The district’s successful elementary model, which has withstood the test of time, would be abandoned in place of a new model.  The new model would operate 3-round schools as 4-round schools and leave some buildings with only one spare classroom to manage class size.

All supporting documentation can be found by referencing Attachments 2-7 and 20-31 of Community Report #2.

building size

HES spares

MES spares

MCK spares

ies spares

At the public hearing, SaveNASchools provided an analysis of elementary enrollment data over the last 12 years.  This information was presented by Tara Fisher.  You can watch a video of her remarks by clicking here .

The elementary enrollment information is included in Save NA Schools Community Report 2 which was submitted into the public record at the hearing.  The supporting data for statements related to elementary enrollment can be found by referencing Attachments 1-8 and Attachments 20-31 of the report.
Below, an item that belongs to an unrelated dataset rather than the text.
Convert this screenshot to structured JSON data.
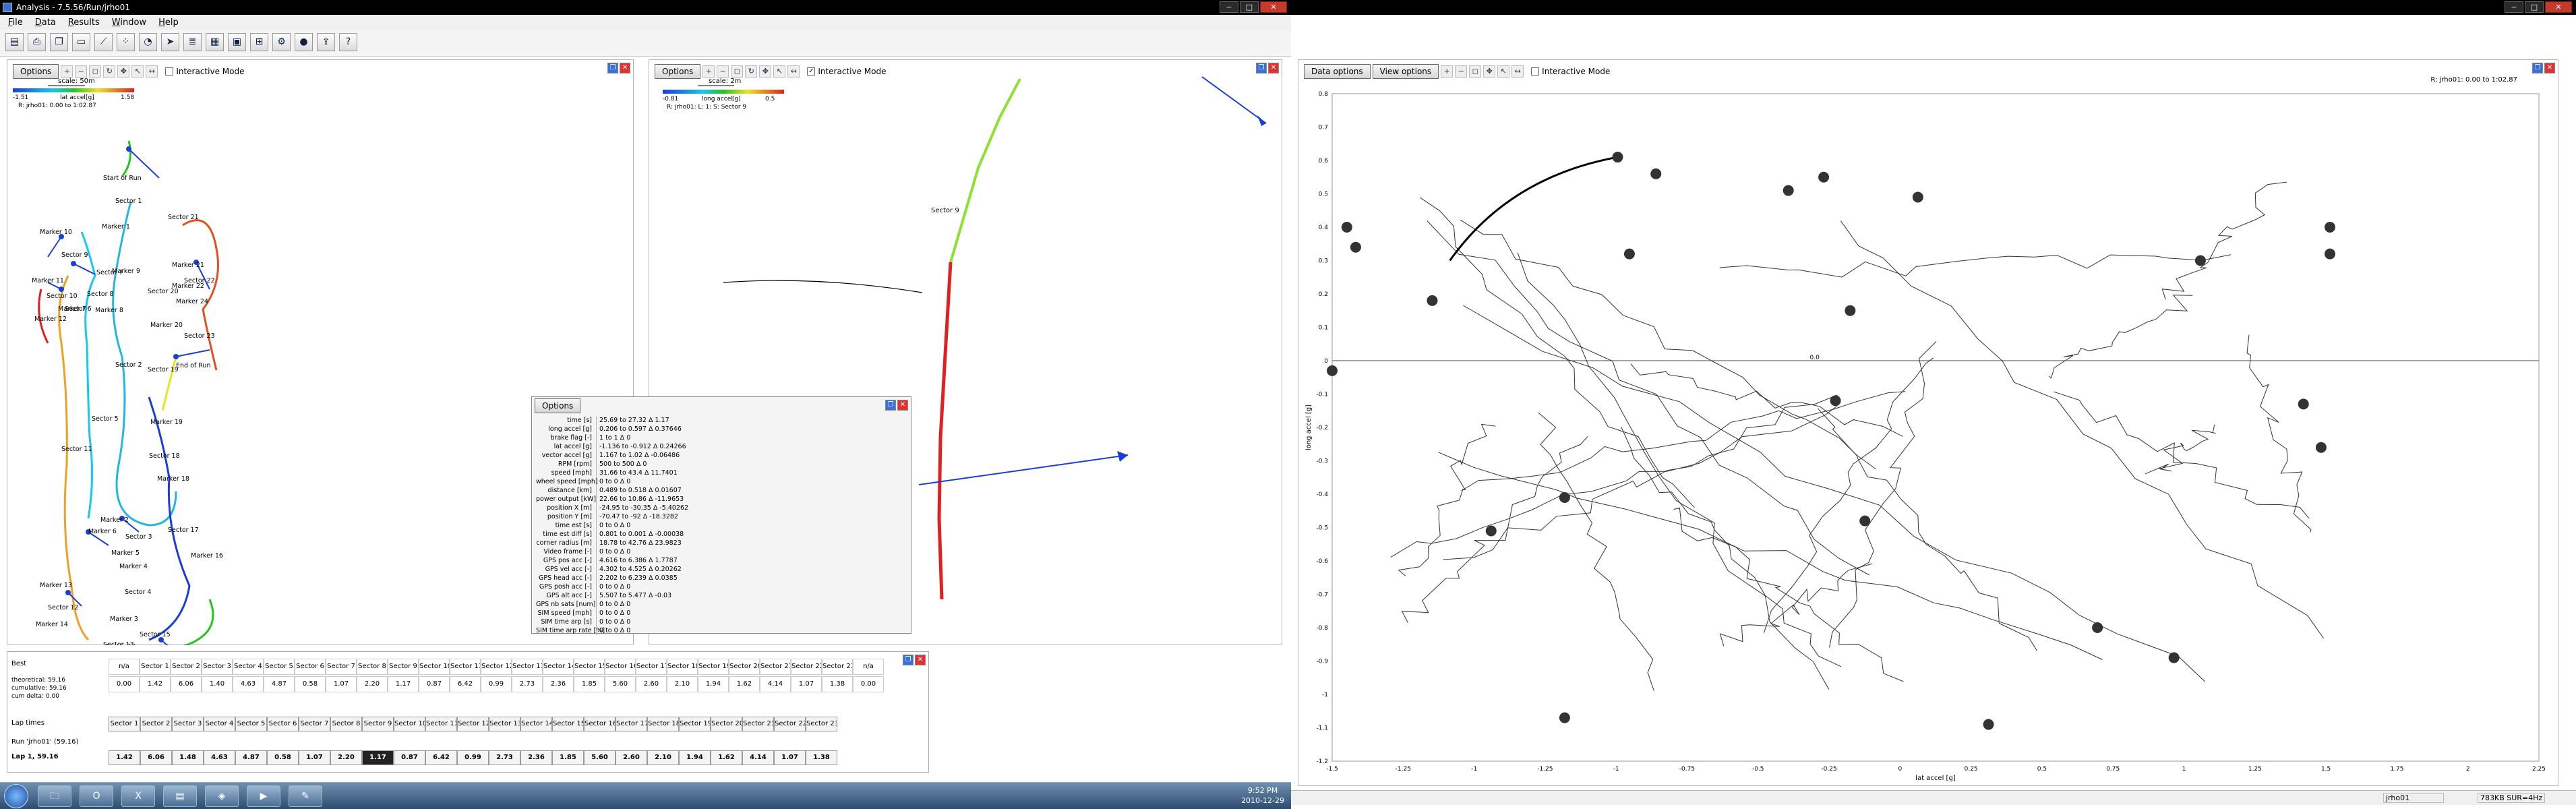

The graphs presented to the board are included below.

2000-2011 Elementary Enrollment Totals-page-001
2000-2011 McCandless Enrollment Totals-page-001
2000-2011 Ingomar-Franklin Enrollment Totals-page-001
2000-2011 Bradford Woods-Marshall Enrollment Totals-page-001

Next week, the administration will be proposing cuts to elementary school programs in an attempt to “divide and conquer” the movement against closing an elementary school building. The district will outline options that suggest elementary parents must choose between smaller class sizes and programs integral to the elementary curriculum.

SaveNASchools has suggested outsourcing transportation, staggering bus schedules, and advertising on the district’s website to address the current budget gap. These ideas are being considered and adopted by other school districts. Quaker Valley and Penn Hills have chosen to outsource transportation, while North Hills is considering staggering bus schedules and establishing a community task force.

On October 24, 2012, SaveNASchools presented a petition to the school board with 1,000+ signatures requesting that the district form a community task force to help brainstorm a variety of options for closing the budget gap without compromising the district’s reputation for excellence in education. It suggested the task force be comprised of representatives from each of the district’s 12 schools, along with teachers, administrators, and other residents.

SaveNASchools has always advocated that the district not compromise its successful elementary education model. The group has noted that, if a building is closed, “the use of spare classrooms as regular classrooms would displace programs critical to the elementary curriculum, such as music, GOAL and ESAP.”  These programs are integral to the elementary curriculum and should NOT be cut.

The district’s position that parents must choose between closing a school or cutting elementary programs only illustrates that the administration continues to lack a long-term, strategic plan with respect to the budget gap. It’s this lack of foresight that has contributed to the district falling behind in security measures, technology, and establishing an appropriate reserve to pay state mandated pension costs.

SaveNASchools believes that a district-wide community task force, which would explore all options for cutting costs and raising revenues in these challenging economic times, will allow taxpayers to be part of key decisions. A community group can provide the district with more ideas and channel the community support the district needs regarding certain proposals.

SaveNASchools encourages the board and administration to invite residents to the table instead of pitting them against one another and dismantling the very things that have made this district great. This is a time for the community to unite and advocate as one for the future of the North Allegheny School District.